Also be very careful that the tool does not slip across the back of the panel, causing a crease that will be all but impossible to repair. Make sure the pivot point is not slippery. You may even place a rag over the edge of the metal to help guarantee that the tool does not slip. Move the tool in short controlled strokes.
After repairing a dent, you may be left with a few high spots. These can be easily pushed back flat again by using a small hammer and a tool that resembles a plastic punch or an oversized pencil. Some of these tools are designed with a variety of tip sizes. Another way to prevent high points is to wrap the rod tip with several layers of duct tape. This will help soften the tool’s force on the area. Remove the tape when you are nearing completion of the repair to help you finish up.
Once the repairs are made using the paintless dent repair (PDR) method there is little chance to rectify errors. It is a skill that will need to be perfected before you ever start on a customer’s car. However, for do-it-yourselfers who just want to work on their own cars as much as possible, it can be very beneficial to simply understand the basics and logic behind PDR. It is another tool in your bodywork arsenal.

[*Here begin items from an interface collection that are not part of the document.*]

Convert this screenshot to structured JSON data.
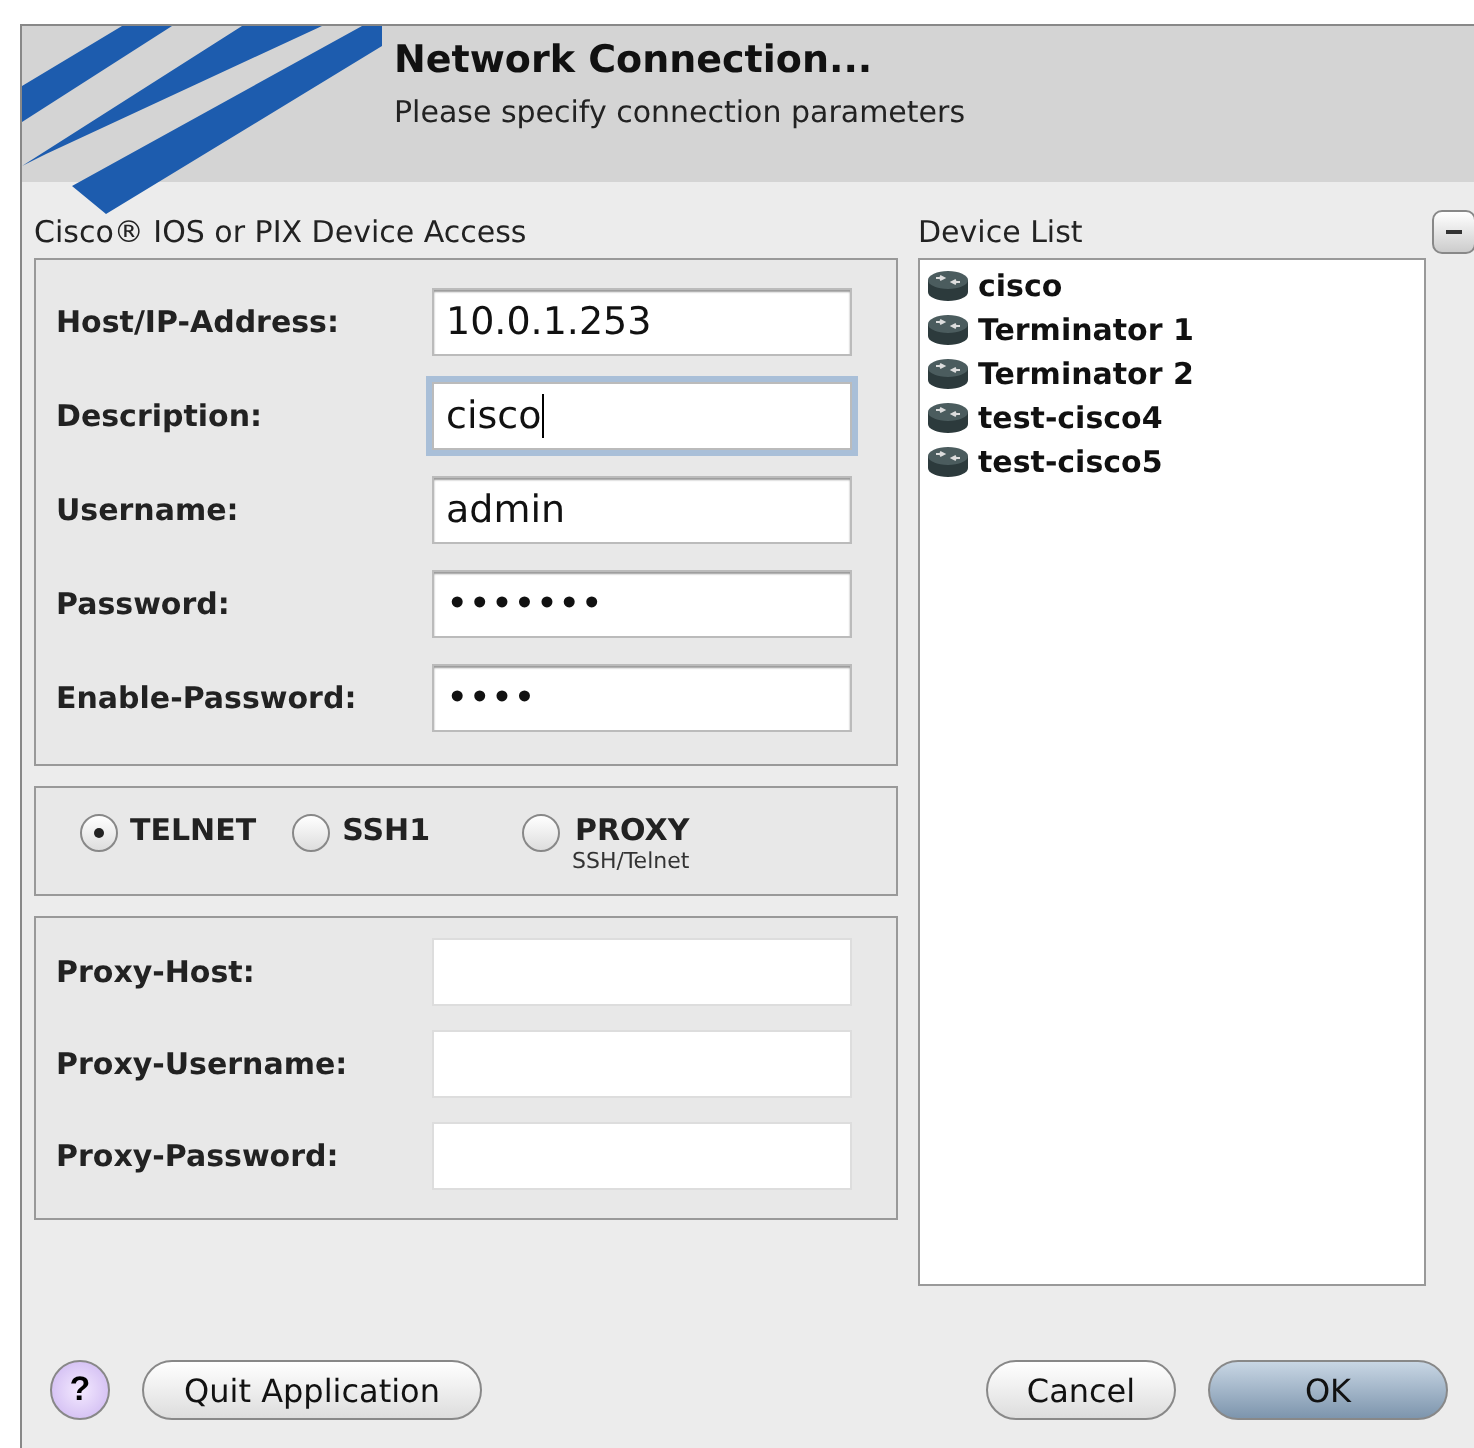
{
  "header": {
    "title": "Network Connection...",
    "subtitle": "Please specify connection parameters"
  },
  "access": {
    "title": "Cisco® IOS or PIX Device Access",
    "fields": [
      {
        "label": "Host/IP-Address:",
        "value": "10.0.1.253",
        "focused": false
      },
      {
        "label": "Description:",
        "value": "cisco",
        "focused": true
      },
      {
        "label": "Username:",
        "value": "admin",
        "focused": false
      },
      {
        "label": "Password:",
        "value": "•••••••",
        "focused": false
      },
      {
        "label": "Enable-Password:",
        "value": "••••",
        "focused": false
      }
    ],
    "protocols": [
      {
        "label": "TELNET",
        "selected": true
      },
      {
        "label": "SSH1",
        "selected": false
      },
      {
        "label": "PROXY",
        "sublabel": "SSH/Telnet",
        "selected": false
      }
    ],
    "proxy_fields": [
      {
        "label": "Proxy-Host:"
      },
      {
        "label": "Proxy-Username:"
      },
      {
        "label": "Proxy-Password:"
      }
    ]
  },
  "device_list": {
    "title": "Device List",
    "items": [
      {
        "name": "cisco"
      },
      {
        "name": "Terminator 1"
      },
      {
        "name": "Terminator 2"
      },
      {
        "name": "test-cisco4"
      },
      {
        "name": "test-cisco5"
      }
    ]
  },
  "footer": {
    "help": "?",
    "quit": "Quit Application",
    "cancel": "Cancel",
    "ok": "OK"
  }
}
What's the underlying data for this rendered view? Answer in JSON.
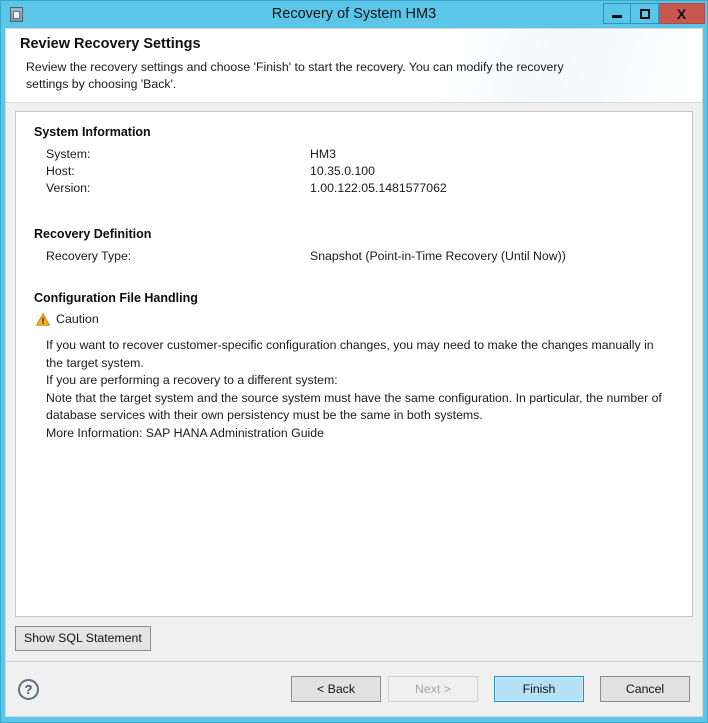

If an access hole was drilled to allow the tool to be inserted, you will need to seal it with either a sealant or a plastic plug. These are available at most body supply shops and automotive paint shops.
After a PDR you may need to wet sand the paint down and buff the area out or, in a worst-case scenario, do a spot paint of the area.
A variety of paintless dent repair kits made by companies such as Dent Out and Dentool are available from Eastwood. These kits range in size from a simple starter kit to elaborate professional systems complete with special lights, picks, hooks, bars, punches and rods. Keep in mind that some conventional body tools can serve double-duty as a paintless repair tool.
The kit I’m using here does offer small dent repair and an affordable price
and it will work for some small dents.